Islamic State suicide bombers attacked Libya’s election commission in the capital on Wednesday, killing at least 14 people in the worst such attack in years that aimed to disrupt a nation-wide vote planned for later this year. The two bombers infiltrated the building in central Tripoli and fired on people inside, then detonated their explosives when their ammunition ran out, IS said in a statement circulated by its affiliated Amaq news agency. The Health Ministry earlier said the attack also set fire to the building, which could be seen in online videos showing thick black smoke billowing upward and security forces engaging in a gun battle. IS and other Islamic extremists in Libya oppose democratic elections, which the United Nations and Libya’s foreign backers are urging to take place this year despite security problems in the oil-rich North African country. Militants have often targeted elections in other countries, and IS has called for attacks on voting infrastructure in Libya.
“(It) is a clear manifestation of everything that is wrong with the current shortsighted narrative of fake security and ‘progress,’” said Hanan Salah of Human Rights Watch in a post on social media. Her group has underlined how elections will be difficult while Libya remains dominated by a patchwork of armed groups who continue extra-judicial killings, property confiscation, forced disappearances, arbitrary detention and torture.

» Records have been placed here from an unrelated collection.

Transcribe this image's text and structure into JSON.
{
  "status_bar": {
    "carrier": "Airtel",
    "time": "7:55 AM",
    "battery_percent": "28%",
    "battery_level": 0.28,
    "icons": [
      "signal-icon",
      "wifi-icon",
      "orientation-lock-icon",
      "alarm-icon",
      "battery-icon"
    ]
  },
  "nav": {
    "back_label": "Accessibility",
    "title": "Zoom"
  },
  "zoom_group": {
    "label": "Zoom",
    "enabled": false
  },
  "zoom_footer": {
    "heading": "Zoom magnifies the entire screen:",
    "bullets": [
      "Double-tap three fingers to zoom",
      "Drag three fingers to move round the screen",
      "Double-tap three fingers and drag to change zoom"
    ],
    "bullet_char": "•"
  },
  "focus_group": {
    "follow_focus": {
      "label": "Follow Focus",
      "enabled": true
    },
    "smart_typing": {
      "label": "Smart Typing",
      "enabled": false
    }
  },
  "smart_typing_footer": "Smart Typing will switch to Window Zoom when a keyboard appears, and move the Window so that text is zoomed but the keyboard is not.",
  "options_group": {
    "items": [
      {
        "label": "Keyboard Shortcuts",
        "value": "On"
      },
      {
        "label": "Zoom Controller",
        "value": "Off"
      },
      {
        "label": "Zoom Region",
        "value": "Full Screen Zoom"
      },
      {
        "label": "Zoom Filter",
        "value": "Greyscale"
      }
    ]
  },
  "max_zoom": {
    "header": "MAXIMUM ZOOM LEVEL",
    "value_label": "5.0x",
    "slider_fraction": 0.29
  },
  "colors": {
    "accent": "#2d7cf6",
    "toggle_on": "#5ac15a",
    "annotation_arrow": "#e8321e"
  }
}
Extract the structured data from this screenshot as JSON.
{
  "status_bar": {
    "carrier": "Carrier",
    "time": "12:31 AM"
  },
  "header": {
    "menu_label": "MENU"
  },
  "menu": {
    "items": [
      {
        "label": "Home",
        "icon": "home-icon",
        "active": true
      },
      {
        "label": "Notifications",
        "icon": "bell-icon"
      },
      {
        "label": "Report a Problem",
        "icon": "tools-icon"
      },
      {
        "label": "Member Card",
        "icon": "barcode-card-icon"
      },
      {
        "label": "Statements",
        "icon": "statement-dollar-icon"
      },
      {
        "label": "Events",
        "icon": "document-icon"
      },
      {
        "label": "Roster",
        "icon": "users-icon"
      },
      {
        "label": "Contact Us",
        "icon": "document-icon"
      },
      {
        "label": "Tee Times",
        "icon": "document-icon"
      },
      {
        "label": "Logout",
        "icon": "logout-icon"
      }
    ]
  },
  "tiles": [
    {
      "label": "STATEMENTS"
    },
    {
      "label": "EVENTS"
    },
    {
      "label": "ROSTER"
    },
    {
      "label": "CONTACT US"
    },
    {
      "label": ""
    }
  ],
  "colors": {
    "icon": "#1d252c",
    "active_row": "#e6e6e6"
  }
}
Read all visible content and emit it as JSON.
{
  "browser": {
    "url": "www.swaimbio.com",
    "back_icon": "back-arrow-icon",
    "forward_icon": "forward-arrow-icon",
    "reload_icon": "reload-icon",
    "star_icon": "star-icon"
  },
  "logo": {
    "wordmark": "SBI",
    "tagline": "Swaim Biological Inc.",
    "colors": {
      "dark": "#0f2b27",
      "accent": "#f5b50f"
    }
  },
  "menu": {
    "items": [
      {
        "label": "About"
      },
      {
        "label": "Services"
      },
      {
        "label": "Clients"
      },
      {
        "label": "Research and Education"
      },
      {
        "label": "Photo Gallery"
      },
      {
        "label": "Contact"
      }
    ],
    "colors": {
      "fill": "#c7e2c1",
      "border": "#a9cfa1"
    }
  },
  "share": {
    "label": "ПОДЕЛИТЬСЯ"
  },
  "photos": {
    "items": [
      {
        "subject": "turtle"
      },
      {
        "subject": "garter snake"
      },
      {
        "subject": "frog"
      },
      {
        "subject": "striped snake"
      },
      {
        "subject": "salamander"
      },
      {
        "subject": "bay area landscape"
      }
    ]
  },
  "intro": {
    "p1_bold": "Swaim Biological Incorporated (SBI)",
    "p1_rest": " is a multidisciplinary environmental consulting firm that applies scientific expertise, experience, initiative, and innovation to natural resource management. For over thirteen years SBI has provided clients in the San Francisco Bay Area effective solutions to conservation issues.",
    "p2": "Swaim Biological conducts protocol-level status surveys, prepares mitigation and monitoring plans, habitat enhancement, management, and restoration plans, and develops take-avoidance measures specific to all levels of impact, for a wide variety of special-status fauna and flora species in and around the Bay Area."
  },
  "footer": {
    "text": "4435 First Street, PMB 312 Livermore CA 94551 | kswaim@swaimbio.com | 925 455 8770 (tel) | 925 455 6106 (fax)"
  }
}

Foreign embassies, observers and other institutions promptly condemned the attack as an attempt to undermine stability in Libya as it heads toward the general election later this year. The U.N. mission to Libya said that violence “will not deter Libyans from moving forward in the process of establishing national unity and the rule of law and institutions.”